» **PROBLEM**
Return every line from the records below in which the word "title" is found.

===============

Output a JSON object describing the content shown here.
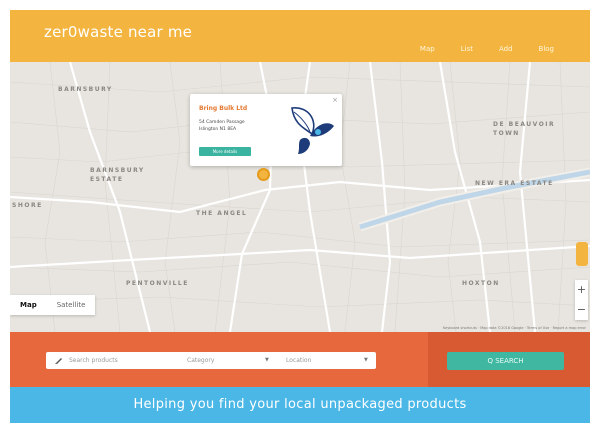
{
  "header": {
    "logo_text": "zer0waste near me",
    "nav": [
      "Map",
      "List",
      "Add",
      "Blog"
    ],
    "bg_color": "#f3b53f"
  },
  "map": {
    "areas": [
      "BARNSBURY",
      "BARNSBURY ESTATE",
      "THE ANGEL",
      "PENTONVILLE",
      "DE BEAUVOIR TOWN",
      "NEW ERA ESTATE",
      "HOXTON",
      "SHORE"
    ],
    "popup": {
      "title": "Bring Bulk Ltd",
      "address_line1": "54 Camden Passage",
      "address_line2": "Islington N1 8EA",
      "button_label": "More details",
      "close_label": "×"
    },
    "map_type": {
      "active": "Map",
      "inactive": "Satellite"
    },
    "zoom_in": "+",
    "zoom_out": "−",
    "attribution": "Keyboard shortcuts · Map data ©2018 Google · Terms of Use · Report a map error",
    "marker_icon": "map-pin-icon"
  },
  "search": {
    "search_placeholder": "Search products",
    "category_placeholder": "Category",
    "location_placeholder": "Location",
    "search_button": "Q  SEARCH",
    "band_color": "#e6683c",
    "button_color": "#3fb7a1"
  },
  "tagline": {
    "text": "Helping you find your local unpackaged products",
    "bg_color": "#4bb7e6"
  }
}
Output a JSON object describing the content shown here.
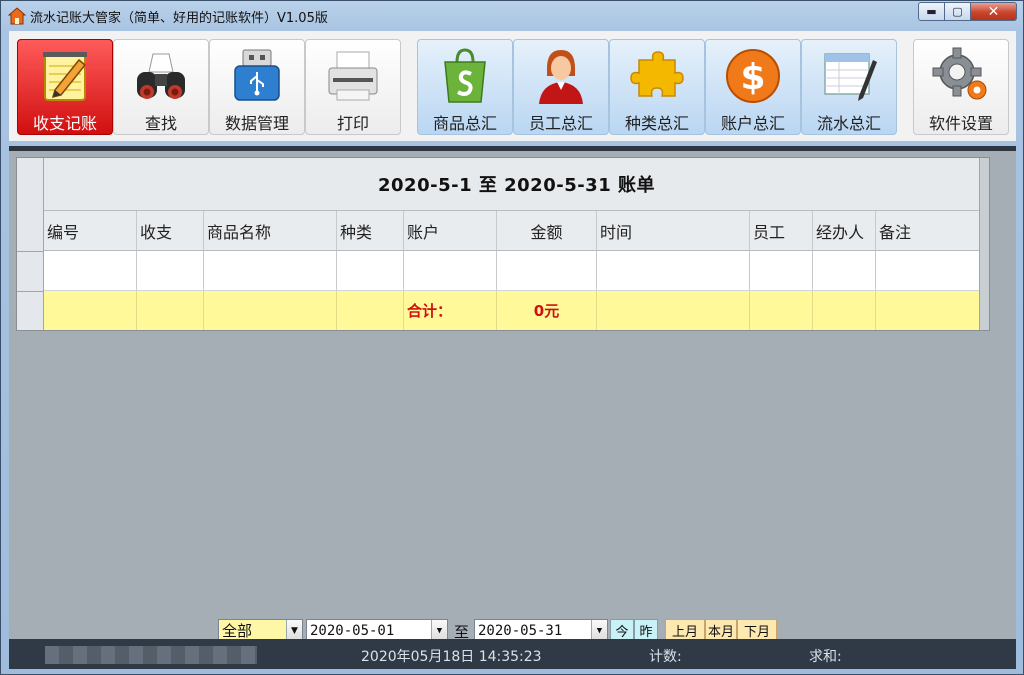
{
  "window": {
    "title": "流水记账大管家（简单、好用的记账软件）V1.05版",
    "controls": {
      "minimize": "▬",
      "maximize": "▢",
      "close": "✕"
    }
  },
  "toolbar": {
    "buttons": [
      {
        "label": "收支记账",
        "icon": "notepad-pencil-icon",
        "active": true
      },
      {
        "label": "查找",
        "icon": "binoculars-icon"
      },
      {
        "label": "数据管理",
        "icon": "usb-drive-icon"
      },
      {
        "label": "打印",
        "icon": "printer-icon"
      },
      {
        "label": "商品总汇",
        "icon": "shopping-bag-icon"
      },
      {
        "label": "员工总汇",
        "icon": "employee-icon"
      },
      {
        "label": "种类总汇",
        "icon": "puzzle-icon"
      },
      {
        "label": "账户总汇",
        "icon": "dollar-coin-icon"
      },
      {
        "label": "流水总汇",
        "icon": "ledger-pen-icon"
      },
      {
        "label": "软件设置",
        "icon": "gear-icon"
      }
    ]
  },
  "grid": {
    "title": "2020-5-1  至  2020-5-31  账单",
    "columns": [
      "编号",
      "收支",
      "商品名称",
      "种类",
      "账户",
      "金额",
      "时间",
      "员工",
      "经办人",
      "备注"
    ],
    "summary": {
      "label": "合计：",
      "amount": "0元"
    }
  },
  "filter": {
    "type_value": "全部",
    "start_date": "2020-05-01",
    "to_label": "至",
    "end_date": "2020-05-31",
    "quick_buttons": [
      "今",
      "昨"
    ],
    "month_buttons": [
      "上月",
      "本月",
      "下月"
    ]
  },
  "status": {
    "datetime": "2020年05月18日  14:35:23",
    "count_label": "计数:",
    "sum_label": "求和:"
  },
  "colors": {
    "active_button": "#e01010",
    "summary_row": "#fff99a",
    "summary_text": "#d01010",
    "statusbar": "#2f3a46"
  }
}
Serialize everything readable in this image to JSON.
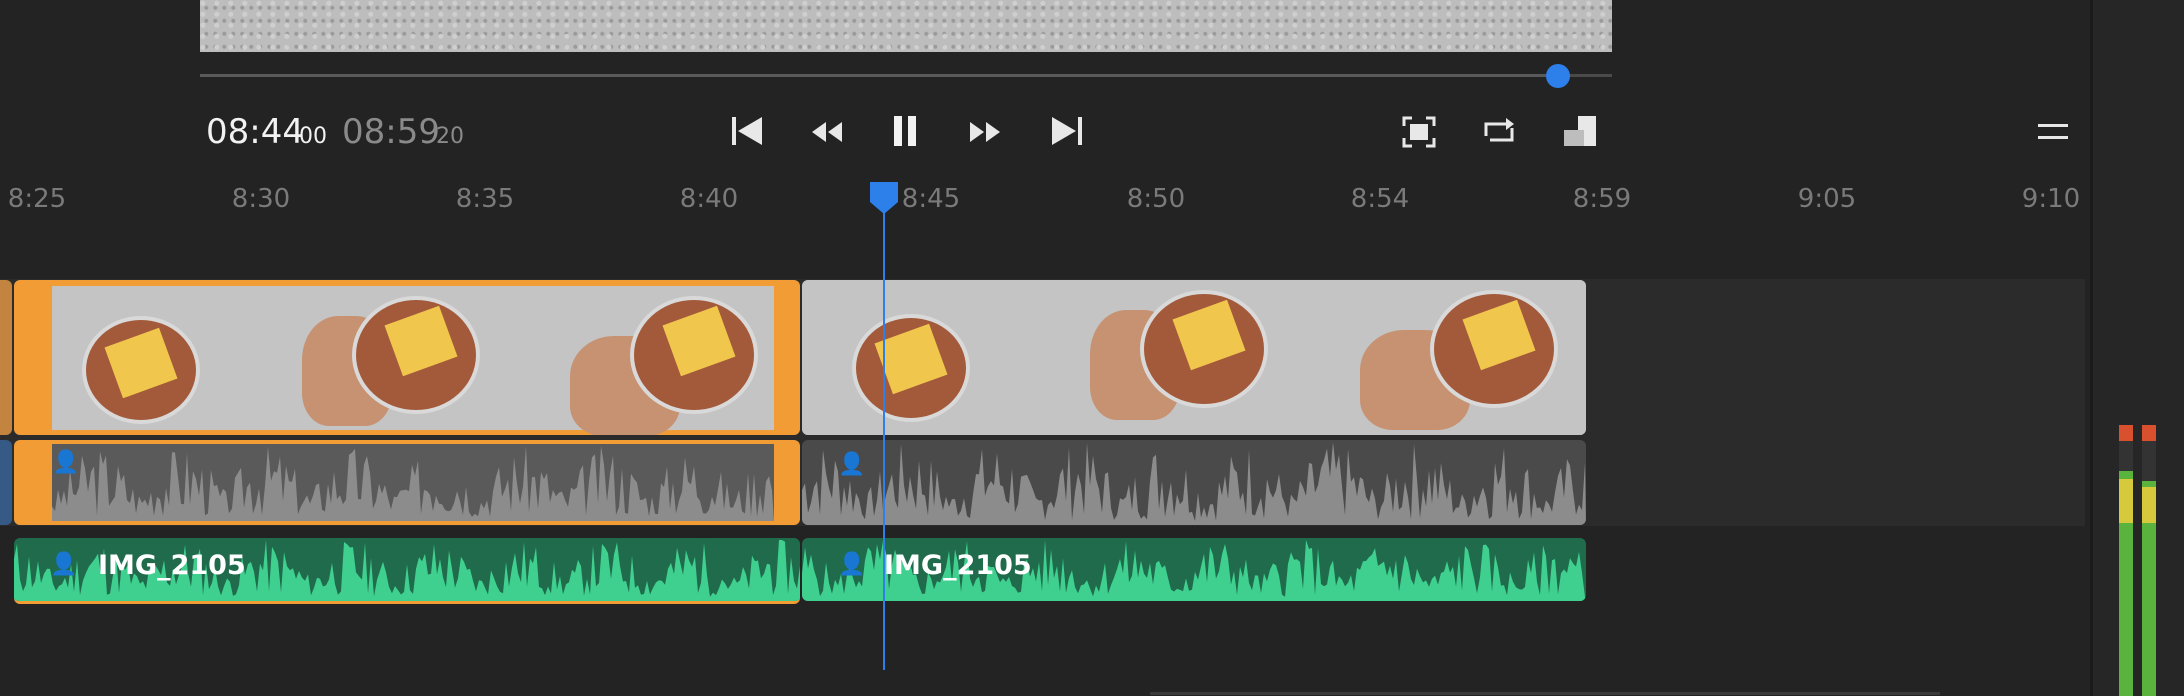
{
  "timecode": {
    "current": "08:44",
    "current_frames": "00",
    "total": "08:59",
    "total_frames": "20"
  },
  "controls": {
    "skip_back": "skip-to-start-icon",
    "rewind": "rewind-icon",
    "pause": "pause-icon",
    "forward": "fast-forward-icon",
    "skip_end": "skip-to-end-icon",
    "fullscreen": "fullscreen-icon",
    "loop": "loop-icon",
    "display": "display-size-icon",
    "menu": "menu-icon"
  },
  "scrubber": {
    "progress_fraction": 0.962
  },
  "ruler": {
    "ticks": [
      "8:25",
      "8:30",
      "8:35",
      "8:40",
      "8:45",
      "8:50",
      "8:54",
      "8:59",
      "9:05",
      "9:10"
    ]
  },
  "clips": {
    "audio_a_label": "IMG_2105",
    "audio_b_label": "IMG_2105"
  },
  "colors": {
    "accent": "#2d7fea",
    "selected": "#f19c35",
    "music": "#1f6b4c",
    "music_wave": "#3fcf8e"
  }
}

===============

» **SOLUTION TO THE PROBLEM**
      "title": "Bring Bulk Ltd",
    "title": "流水记账大管家（简单、好用的记账软件）V1.05版",
    "title": "2020-5-1  至  2020-5-31  账单",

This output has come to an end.